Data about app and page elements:
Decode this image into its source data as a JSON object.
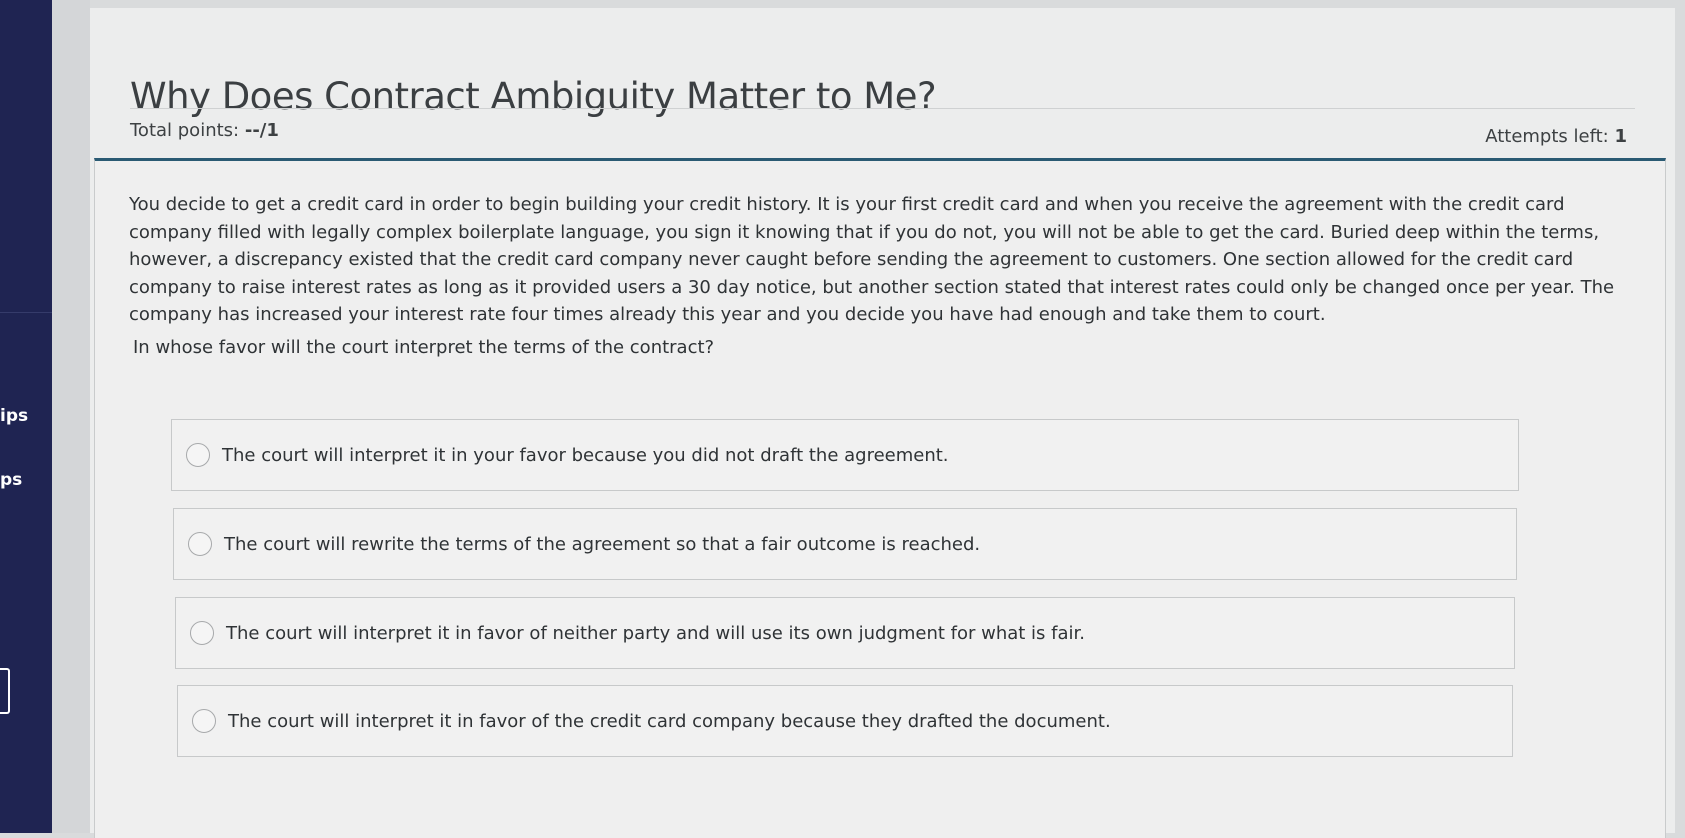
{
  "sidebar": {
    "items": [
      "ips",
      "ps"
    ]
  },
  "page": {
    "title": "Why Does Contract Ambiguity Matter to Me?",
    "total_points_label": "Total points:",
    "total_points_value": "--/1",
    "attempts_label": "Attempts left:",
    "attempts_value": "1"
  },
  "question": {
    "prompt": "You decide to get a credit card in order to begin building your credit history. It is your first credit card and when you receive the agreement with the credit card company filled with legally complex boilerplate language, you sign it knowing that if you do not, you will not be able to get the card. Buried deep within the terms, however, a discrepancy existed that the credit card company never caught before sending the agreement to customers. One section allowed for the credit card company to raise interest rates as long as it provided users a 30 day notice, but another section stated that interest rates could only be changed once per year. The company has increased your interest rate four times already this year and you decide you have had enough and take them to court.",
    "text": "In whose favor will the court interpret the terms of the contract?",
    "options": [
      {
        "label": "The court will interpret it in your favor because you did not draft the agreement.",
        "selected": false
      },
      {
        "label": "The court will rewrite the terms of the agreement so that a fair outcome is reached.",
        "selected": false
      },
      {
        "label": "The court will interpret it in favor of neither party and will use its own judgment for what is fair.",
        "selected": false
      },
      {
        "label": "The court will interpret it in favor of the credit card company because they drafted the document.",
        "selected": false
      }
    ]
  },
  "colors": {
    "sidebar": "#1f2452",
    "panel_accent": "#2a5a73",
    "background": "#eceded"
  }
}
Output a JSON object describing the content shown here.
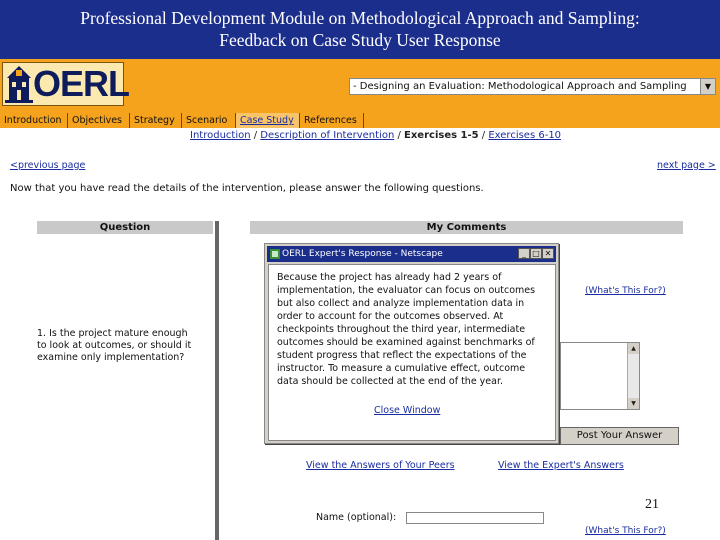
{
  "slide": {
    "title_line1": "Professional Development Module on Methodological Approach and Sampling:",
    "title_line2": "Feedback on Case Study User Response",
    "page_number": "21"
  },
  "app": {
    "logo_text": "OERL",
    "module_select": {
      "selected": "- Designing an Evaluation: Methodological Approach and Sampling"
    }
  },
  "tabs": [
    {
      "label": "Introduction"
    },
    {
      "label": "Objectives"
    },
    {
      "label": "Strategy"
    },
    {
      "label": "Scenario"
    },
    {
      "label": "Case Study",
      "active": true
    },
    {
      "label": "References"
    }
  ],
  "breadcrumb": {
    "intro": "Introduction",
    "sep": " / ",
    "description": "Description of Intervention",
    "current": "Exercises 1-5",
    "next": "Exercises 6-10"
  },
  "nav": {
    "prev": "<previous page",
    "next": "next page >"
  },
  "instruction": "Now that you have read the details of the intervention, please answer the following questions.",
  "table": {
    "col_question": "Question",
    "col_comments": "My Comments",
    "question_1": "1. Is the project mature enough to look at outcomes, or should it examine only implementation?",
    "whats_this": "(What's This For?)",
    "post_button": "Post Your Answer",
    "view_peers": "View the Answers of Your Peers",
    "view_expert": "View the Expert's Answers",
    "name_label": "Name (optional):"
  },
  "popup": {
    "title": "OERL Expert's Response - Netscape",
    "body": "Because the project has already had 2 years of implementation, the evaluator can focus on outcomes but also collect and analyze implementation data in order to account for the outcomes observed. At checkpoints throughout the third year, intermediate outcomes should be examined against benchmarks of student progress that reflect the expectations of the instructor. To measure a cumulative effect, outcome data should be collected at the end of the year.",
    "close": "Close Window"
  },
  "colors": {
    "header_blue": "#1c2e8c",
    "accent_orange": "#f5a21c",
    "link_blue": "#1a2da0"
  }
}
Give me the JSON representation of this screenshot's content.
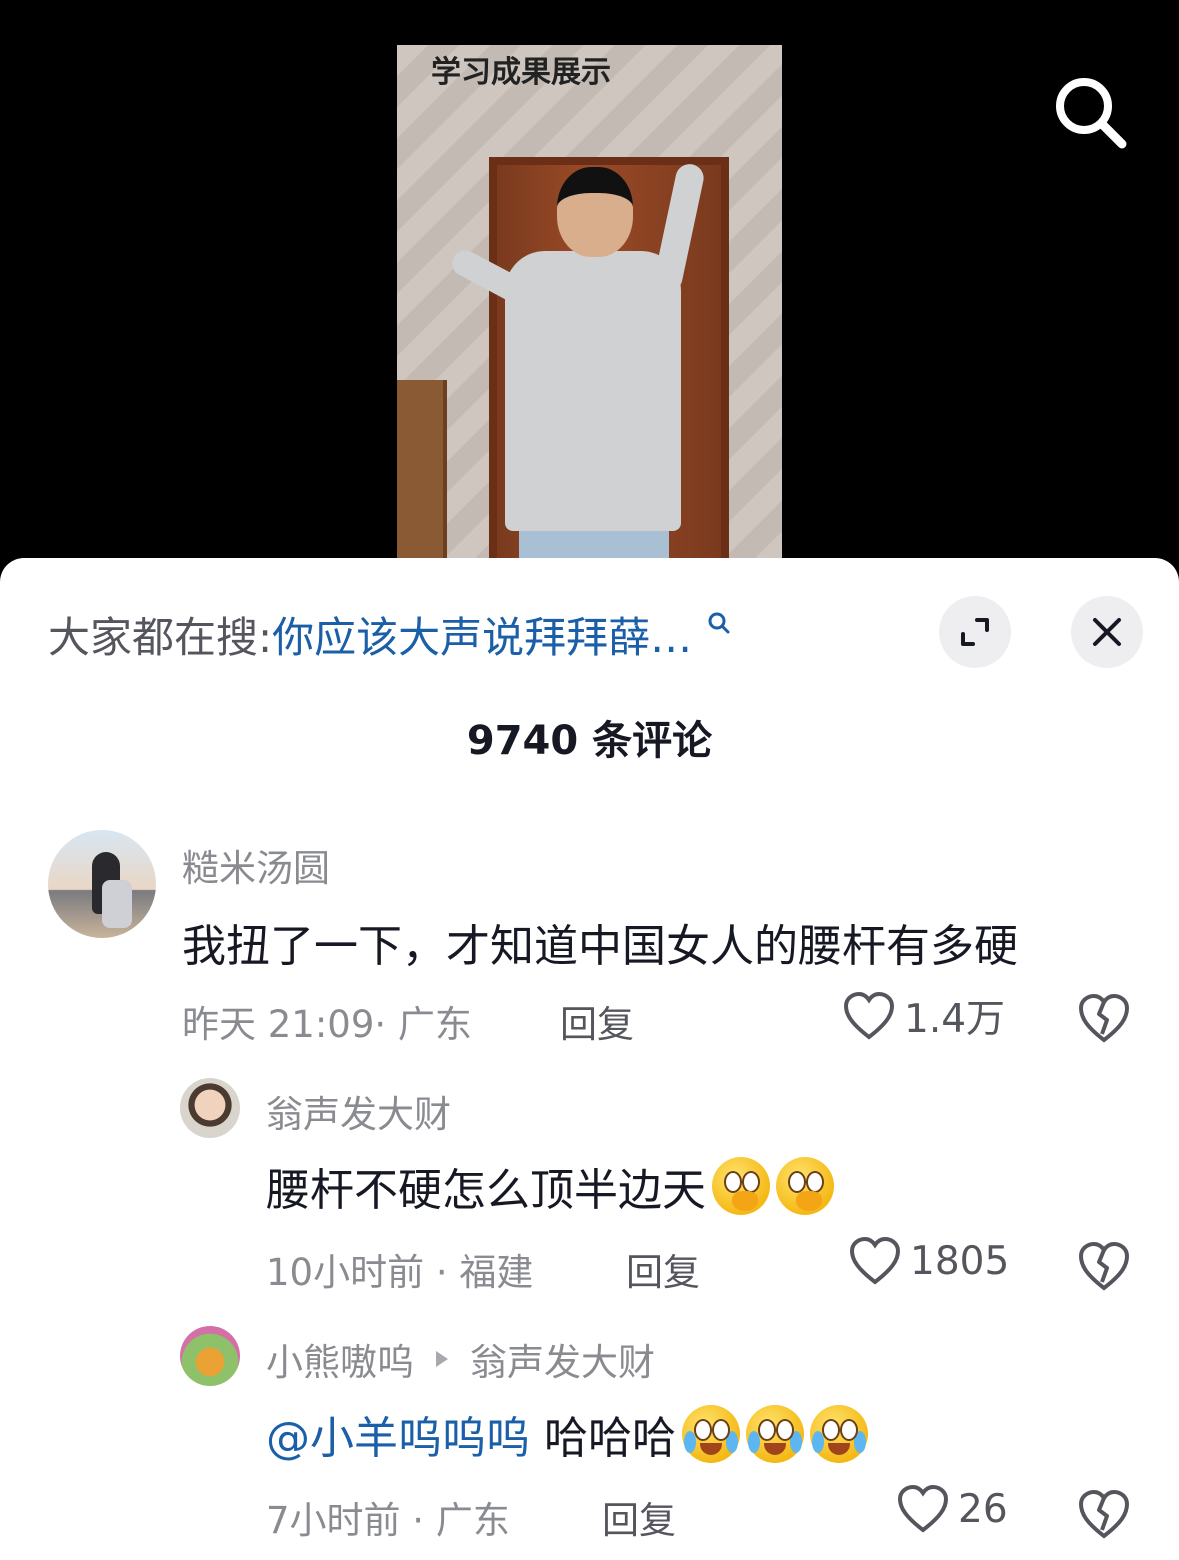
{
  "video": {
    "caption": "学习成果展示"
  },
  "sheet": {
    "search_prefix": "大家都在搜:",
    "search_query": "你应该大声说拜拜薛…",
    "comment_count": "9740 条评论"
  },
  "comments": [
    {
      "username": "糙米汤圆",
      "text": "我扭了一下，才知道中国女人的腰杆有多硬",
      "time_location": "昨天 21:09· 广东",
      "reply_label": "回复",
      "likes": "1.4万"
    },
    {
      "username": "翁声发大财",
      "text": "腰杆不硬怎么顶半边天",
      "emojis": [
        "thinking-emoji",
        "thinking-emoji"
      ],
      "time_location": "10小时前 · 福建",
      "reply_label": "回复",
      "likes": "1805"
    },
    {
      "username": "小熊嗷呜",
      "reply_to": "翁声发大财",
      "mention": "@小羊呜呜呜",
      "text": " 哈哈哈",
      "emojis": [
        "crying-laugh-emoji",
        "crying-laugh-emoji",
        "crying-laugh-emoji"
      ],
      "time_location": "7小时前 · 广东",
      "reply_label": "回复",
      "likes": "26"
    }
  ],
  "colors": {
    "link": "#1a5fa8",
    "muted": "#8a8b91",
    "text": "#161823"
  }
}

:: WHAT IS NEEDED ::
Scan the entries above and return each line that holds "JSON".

:: WRITTEN REPLY ::
Decode this image into its source data as a JSON object.
Output a JSON object describing the content shown here.
Give me the JSON representation of this screenshot's content.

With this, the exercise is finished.